Monday, December 10, 2007

He didn't die, he just moved to Sirius!!!

Consider this as a comment to RFlat's post! I just think it should be its own post because I posted Stockhausen's questionnaire last week to give a good example of a living composer of the ''old school''. When I heard in the radio that he was dead, I was first of all very surprised because he has been quite active in the public during the last year. The second thing I thought was that we really are entering a new time. The generation of Stockhausen is about to die, all those composers who made 21st century music to what most people consider noise are dead already or very old. Stockhausen went far over the top sometimes. But in my terms, he was very "authentic". I played one of his piano pieces and some chamber music, which is how I became interested in him. These works are probably his more traditional ones in terms of instrumentation and appearance. Sometimes I wished he wouldn't do such controversial events like his helicopter quartet or wouldn’t say all these offensive things, e.g. about 9/11. All in all, people were talking a lot about his curious personality, but unfortunately not about his music. This strikes me. Why do they have half an hour long documentaries on the radio with old interviews, funny episodes, but NO MUSIC? They could have played something, an excerpt from an orchestral work or one of the piano pieces.

This only enhances my theory that even people who talk about contemporary music don't listen to it. This is such a big misunderstanding, why do people feel like talking so much that they forget what they are talking about? How many of us actually listened to music by some of the composers that were mentioned in our readings? I can say for myself that I went to the Library once to listen to some Birtwistle - and that was pretty much it, because I'm lazy. Some of you could pretend that you really wanted to listen to some Lachenmann, but it wasn't in the library. That's at least an excuse.

Here is an
interview from 1999 with Stockhausen in a British magazine, which is quite interesting and also entertaining. Please don’t waste your time and read the whole thing, if you are interested in Stockhausen try to get some scores and CDs! Here is a very short paragraph:

Ben Hollings: Do you think there will come a time when the pen and paper are no longer part of the composing process?

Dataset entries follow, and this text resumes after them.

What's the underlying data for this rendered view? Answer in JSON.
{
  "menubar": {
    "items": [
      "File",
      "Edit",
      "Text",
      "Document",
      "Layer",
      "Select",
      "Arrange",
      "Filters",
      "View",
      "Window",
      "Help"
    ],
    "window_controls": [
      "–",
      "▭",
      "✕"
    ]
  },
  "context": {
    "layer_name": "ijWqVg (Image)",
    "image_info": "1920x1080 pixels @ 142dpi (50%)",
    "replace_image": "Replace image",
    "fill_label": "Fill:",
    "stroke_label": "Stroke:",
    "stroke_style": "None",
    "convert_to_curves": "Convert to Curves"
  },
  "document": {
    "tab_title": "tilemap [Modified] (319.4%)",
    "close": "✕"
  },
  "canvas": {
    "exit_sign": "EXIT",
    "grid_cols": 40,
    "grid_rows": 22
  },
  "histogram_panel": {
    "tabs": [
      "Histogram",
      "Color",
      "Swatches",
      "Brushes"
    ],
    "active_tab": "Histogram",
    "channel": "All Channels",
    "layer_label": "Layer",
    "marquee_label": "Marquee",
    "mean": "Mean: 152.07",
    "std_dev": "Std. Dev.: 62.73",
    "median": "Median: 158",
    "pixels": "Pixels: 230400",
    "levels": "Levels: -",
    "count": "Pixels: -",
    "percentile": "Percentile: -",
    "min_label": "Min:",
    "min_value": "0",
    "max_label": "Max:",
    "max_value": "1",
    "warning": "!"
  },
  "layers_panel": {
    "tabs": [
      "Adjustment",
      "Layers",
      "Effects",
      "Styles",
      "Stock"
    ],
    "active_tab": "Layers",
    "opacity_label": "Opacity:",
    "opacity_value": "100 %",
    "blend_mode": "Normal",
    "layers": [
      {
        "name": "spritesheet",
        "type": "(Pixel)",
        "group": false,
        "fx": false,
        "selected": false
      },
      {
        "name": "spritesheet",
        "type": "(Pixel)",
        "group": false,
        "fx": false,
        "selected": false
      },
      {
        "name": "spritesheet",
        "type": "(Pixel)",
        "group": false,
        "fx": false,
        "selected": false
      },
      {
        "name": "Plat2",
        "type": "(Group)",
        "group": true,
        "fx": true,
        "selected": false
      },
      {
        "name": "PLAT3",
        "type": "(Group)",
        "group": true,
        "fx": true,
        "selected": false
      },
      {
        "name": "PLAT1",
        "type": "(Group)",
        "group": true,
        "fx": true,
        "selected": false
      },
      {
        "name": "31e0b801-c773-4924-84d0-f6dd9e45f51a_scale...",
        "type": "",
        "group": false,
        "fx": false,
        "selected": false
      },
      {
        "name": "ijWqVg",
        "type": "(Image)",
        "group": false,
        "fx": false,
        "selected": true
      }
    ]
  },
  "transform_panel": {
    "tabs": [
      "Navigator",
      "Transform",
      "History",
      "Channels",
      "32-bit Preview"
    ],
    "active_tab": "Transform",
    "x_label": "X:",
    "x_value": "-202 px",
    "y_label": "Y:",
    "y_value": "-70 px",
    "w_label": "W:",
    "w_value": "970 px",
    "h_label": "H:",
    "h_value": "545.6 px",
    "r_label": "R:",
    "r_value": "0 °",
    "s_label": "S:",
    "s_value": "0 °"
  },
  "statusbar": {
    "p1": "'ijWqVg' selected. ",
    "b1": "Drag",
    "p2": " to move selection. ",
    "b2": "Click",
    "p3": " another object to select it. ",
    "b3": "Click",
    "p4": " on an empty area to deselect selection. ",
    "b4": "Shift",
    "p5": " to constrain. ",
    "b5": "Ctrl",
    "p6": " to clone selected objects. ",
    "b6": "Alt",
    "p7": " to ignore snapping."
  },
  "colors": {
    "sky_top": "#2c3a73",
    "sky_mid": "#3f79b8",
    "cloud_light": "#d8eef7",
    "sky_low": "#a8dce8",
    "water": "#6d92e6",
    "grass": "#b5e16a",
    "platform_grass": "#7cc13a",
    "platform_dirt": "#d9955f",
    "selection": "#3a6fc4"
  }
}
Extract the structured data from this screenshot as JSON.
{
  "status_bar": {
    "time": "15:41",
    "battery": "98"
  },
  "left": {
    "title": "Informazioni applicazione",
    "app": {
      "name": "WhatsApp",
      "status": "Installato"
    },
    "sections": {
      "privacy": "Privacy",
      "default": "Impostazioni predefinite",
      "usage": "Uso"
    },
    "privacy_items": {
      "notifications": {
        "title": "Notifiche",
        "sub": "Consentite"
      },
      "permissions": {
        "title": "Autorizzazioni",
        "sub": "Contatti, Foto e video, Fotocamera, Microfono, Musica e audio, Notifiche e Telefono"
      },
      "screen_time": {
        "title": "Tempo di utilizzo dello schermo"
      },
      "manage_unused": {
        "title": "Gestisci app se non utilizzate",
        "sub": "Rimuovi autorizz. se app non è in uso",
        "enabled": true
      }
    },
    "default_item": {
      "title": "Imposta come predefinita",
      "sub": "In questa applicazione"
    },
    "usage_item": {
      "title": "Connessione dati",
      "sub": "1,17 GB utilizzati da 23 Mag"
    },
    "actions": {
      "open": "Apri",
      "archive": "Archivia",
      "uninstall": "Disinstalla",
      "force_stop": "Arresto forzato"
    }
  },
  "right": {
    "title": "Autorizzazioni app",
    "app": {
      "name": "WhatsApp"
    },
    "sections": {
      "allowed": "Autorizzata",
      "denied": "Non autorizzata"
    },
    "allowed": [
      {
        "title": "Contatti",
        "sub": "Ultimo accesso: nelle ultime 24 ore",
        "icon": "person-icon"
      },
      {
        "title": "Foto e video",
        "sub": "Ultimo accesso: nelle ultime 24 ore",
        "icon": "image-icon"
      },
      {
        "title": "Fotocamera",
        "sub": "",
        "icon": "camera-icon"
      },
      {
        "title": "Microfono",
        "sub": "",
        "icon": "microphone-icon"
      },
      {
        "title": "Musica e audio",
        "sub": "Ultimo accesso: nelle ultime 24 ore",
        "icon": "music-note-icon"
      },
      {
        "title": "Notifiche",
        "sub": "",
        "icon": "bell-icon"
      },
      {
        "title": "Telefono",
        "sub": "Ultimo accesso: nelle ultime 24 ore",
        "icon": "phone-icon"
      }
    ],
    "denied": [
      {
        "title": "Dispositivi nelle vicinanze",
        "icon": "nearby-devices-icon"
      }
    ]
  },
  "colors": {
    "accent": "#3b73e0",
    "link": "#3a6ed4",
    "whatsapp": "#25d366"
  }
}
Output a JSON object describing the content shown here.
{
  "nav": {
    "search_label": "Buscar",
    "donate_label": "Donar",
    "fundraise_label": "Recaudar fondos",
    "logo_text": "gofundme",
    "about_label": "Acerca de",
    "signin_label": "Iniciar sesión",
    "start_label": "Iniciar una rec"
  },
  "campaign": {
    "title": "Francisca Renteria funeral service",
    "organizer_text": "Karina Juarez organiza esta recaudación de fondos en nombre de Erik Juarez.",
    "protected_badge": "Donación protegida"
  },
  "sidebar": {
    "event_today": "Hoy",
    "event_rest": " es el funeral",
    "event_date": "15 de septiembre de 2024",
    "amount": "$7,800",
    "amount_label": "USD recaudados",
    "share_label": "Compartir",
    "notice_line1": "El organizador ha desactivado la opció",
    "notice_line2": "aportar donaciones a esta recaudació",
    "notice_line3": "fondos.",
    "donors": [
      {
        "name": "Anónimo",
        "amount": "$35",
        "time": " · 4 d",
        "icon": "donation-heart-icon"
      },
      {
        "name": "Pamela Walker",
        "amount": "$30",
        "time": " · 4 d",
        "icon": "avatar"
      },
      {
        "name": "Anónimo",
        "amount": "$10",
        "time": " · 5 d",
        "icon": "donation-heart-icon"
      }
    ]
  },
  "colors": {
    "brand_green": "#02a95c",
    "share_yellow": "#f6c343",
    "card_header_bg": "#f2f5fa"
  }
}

Stockhausen: Well, I wouldn't recommend that because when working, it's not important if it's on paper or a screen where you have a light pen or something like that. What is important is that, working on paper, to take what you say means spending time, unlimited time, on composing. And if you don't use paper, you might use a monitor which is fed by a computer or whatever it is. It is necessary that the spirit of the composer can concentrate on what he sees so that his eyes can help organize it into symbols which are used for other human beings to produce the sound. (...)

As you could read in the following text, Mr. Stockhausen has moved to the star of Sirius last Thursday (that's also where he came from, of course) and will continue to compose from there for the whole universe and in eternity. And I really hope that people in two or fifty years will not only remember him in this crazy context, but also remember some of his achievements in music and sound.